Raw data

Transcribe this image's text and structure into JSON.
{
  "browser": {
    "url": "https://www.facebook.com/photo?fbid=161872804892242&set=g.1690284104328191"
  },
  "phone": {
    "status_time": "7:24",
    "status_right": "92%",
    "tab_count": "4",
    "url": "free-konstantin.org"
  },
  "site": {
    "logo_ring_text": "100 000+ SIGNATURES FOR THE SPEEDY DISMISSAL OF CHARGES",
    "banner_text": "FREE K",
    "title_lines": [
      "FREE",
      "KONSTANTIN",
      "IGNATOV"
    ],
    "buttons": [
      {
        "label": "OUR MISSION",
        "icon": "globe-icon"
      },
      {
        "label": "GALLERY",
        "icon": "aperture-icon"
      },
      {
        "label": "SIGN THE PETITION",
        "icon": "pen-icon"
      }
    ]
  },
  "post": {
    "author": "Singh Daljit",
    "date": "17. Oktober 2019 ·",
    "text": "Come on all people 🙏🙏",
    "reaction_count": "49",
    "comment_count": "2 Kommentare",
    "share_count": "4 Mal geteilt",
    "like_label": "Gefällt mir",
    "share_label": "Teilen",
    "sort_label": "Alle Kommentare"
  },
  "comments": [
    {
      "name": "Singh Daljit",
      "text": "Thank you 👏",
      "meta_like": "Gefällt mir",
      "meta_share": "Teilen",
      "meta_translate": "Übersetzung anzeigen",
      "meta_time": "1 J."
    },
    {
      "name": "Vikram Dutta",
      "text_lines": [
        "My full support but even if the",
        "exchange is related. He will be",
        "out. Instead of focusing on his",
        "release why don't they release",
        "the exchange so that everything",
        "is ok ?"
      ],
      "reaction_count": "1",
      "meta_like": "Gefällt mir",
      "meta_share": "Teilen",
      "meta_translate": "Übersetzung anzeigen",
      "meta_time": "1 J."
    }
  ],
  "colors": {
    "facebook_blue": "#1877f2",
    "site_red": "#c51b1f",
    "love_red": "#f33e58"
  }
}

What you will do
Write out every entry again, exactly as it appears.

Answer to this task
Transcribe this image's text and structure into JSON.
{
  "browser": {
    "url": "https://www.facebook.com/photo?fbid=161872804892242&set=g.1690284104328191"
  },
  "phone": {
    "status_time": "7:24",
    "status_right": "92%",
    "tab_count": "4",
    "url": "free-konstantin.org"
  },
  "site": {
    "logo_ring_text": "100 000+ SIGNATURES FOR THE SPEEDY DISMISSAL OF CHARGES",
    "banner_text": "FREE K",
    "title_lines": [
      "FREE",
      "KONSTANTIN",
      "IGNATOV"
    ],
    "buttons": [
      {
        "label": "OUR MISSION",
        "icon": "globe-icon"
      },
      {
        "label": "GALLERY",
        "icon": "aperture-icon"
      },
      {
        "label": "SIGN THE PETITION",
        "icon": "pen-icon"
      }
    ]
  },
  "post": {
    "author": "Singh Daljit",
    "date": "17. Oktober 2019 ·",
    "text": "Come on all people 🙏🙏",
    "reaction_count": "49",
    "comment_count": "2 Kommentare",
    "share_count": "4 Mal geteilt",
    "like_label": "Gefällt mir",
    "share_label": "Teilen",
    "sort_label": "Alle Kommentare"
  },
  "comments": [
    {
      "name": "Singh Daljit",
      "text": "Thank you 👏",
      "meta_like": "Gefällt mir",
      "meta_share": "Teilen",
      "meta_translate": "Übersetzung anzeigen",
      "meta_time": "1 J."
    },
    {
      "name": "Vikram Dutta",
      "text_lines": [
        "My full support but even if the",
        "exchange is related. He will be",
        "out. Instead of focusing on his",
        "release why don't they release",
        "the exchange so that everything",
        "is ok ?"
      ],
      "reaction_count": "1",
      "meta_like": "Gefällt mir",
      "meta_share": "Teilen",
      "meta_translate": "Übersetzung anzeigen",
      "meta_time": "1 J."
    }
  ],
  "colors": {
    "facebook_blue": "#1877f2",
    "site_red": "#c51b1f",
    "love_red": "#f33e58"
  }
}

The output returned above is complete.